Finally, a few words on relation between the United Nations and regional cooperation. We all know that Singapore is a leading force in regional cooperation in this part of the world, as has been the case with APEC or ASEM. Regional cooperation of varying degrees of integration has been on the rise, particularly during the last decade. At the current stage, most of these bodies of regional cooperation, with a few exceptions including the European Union, are concentrating on economic issues with a much lower degree of institutionalization compared to those in the UN system. Thus, the linkage between the UN and regional cooperation is not very strong for now. However, like we have witnessed in the EU, regional cooperation is an evolving process. And as regional cooperation in East Asia develops into a deeper and more comprehensive stage, I believe there will be wider and closer cooperation with the UN and other international organizations. After all, many of their goals are shared and approaches are complementary. This is certainly an important area to be explored for the future of the UN and states of every region in the world.
I have tried to look at how the UN is adapting and reforming itself to meet new challenges at this changing, critical time. For the longer term, we must ask ourselves how we see the world's only global organization developing in the coming decades. Would it develop into a kind of world government, or would it remain a forum for nation-states?
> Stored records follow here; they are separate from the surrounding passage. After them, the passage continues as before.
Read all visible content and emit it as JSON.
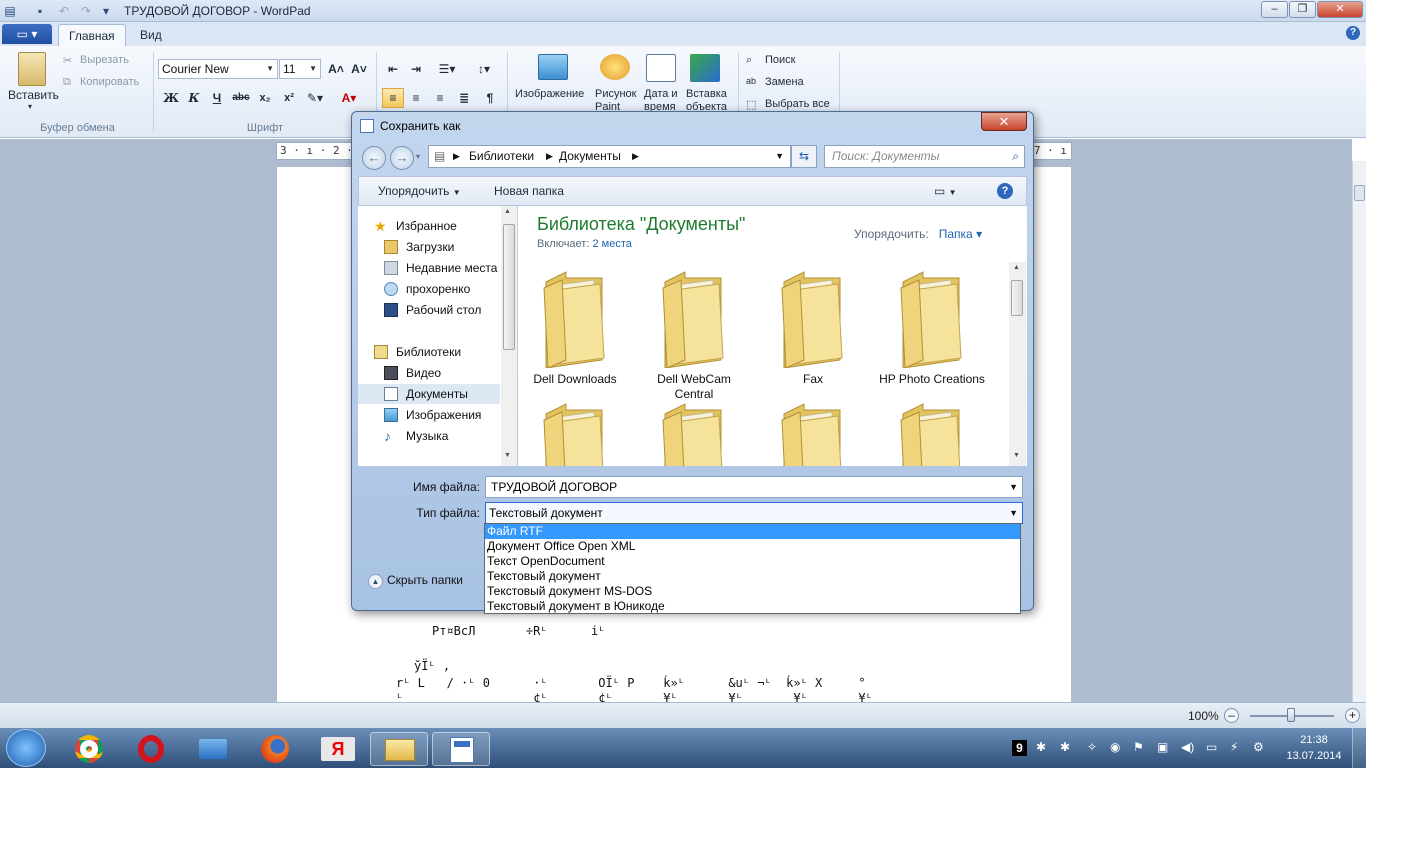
{
  "window": {
    "title": "ТРУДОВОЙ ДОГОВОР - WordPad"
  },
  "ribbon": {
    "tabs": [
      "Главная",
      "Вид"
    ],
    "clipboard": {
      "paste": "Вставить",
      "cut": "Вырезать",
      "copy": "Копировать",
      "group": "Буфер обмена"
    },
    "font": {
      "name": "Courier New",
      "size": "11",
      "group": "Шрифт"
    },
    "insert": {
      "image": "Изображение",
      "paint": "Рисунок Paint",
      "datetime": "Дата и время",
      "object": "Вставка объекта",
      "group": "Вставка"
    },
    "editing": {
      "find": "Поиск",
      "replace": "Замена",
      "select_all": "Выбрать все",
      "group": "Правка"
    }
  },
  "ruler": {
    "left": "3 · ı · 2 · ı",
    "right": "17 · ı"
  },
  "document": {
    "lines": [
      "Рт¤ВсЛ       ÷Rᴸ      iᴸ",
      "ўÏᴸ ,",
      "rᴸ L   / ·ᴸ 0      ·ᴸ       OÏᴸ P    ḱ»ᴸ      &uᴸ ¬ᴸ  ḱ»ᴸ X     °",
      "ᴸ                  ¢ᴸ       ¢ᴸ       ¥ᴸ       ¥ᴸ       ¥ᴸ       ¥ᴸ"
    ]
  },
  "status": {
    "zoom": "100%"
  },
  "taskbar": {
    "time": "21:38",
    "date": "13.07.2014",
    "tray_badge": "9"
  },
  "dialog": {
    "title": "Сохранить как",
    "address": [
      "Библиотеки",
      "Документы"
    ],
    "search_placeholder": "Поиск: Документы",
    "organize": "Упорядочить",
    "new_folder": "Новая папка",
    "nav": {
      "favorites": "Избранное",
      "fav_items": [
        "Загрузки",
        "Недавние места",
        "прохоренко",
        "Рабочий стол"
      ],
      "libraries": "Библиотеки",
      "lib_items": [
        "Видео",
        "Документы",
        "Изображения",
        "Музыка"
      ]
    },
    "library": {
      "title": "Библиотека \"Документы\"",
      "includes": "Включает:",
      "locations": "2 места",
      "arrange_label": "Упорядочить:",
      "arrange_value": "Папка"
    },
    "folders": [
      "Dell Downloads",
      "Dell WebCam Central",
      "Fax",
      "HP Photo Creations"
    ],
    "filename_label": "Имя файла:",
    "filename_value": "ТРУДОВОЙ ДОГОВОР",
    "filetype_label": "Тип файла:",
    "filetype_value": "Текстовый документ",
    "hide_folders": "Скрыть папки",
    "type_options": [
      "Файл RTF",
      "Документ Office Open XML",
      "Текст OpenDocument",
      "Текстовый документ",
      "Текстовый документ MS-DOS",
      "Текстовый документ в Юникоде"
    ],
    "highlighted_option": "Файл RTF"
  },
  "colors": {
    "accent": "#3399ff",
    "library_title": "#1e7b2e",
    "link": "#1b64b4"
  }
}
The answers do not come easy, and would depend on fundamental, philosophical questions about the nature of history, human societies, and nation-states.
In any case, being the optimist that I am, I believe that we must begin to explore those questions by placing greater hope in the UN. We seek greater safety and well-being for humanity in general, and for this we need greater predictability and rule of law in international life. We should make the interaction among the ever-growing number of actors in the globalized world more peaceful than violent, more cooperative than confrontational, more productive than wasteful. And at the center of all of these efforts, we need the United Nations, the only universal body, doing more than less in its endeavor to fulfill its mission of strengthening peace and human well-being around the world. Thank you.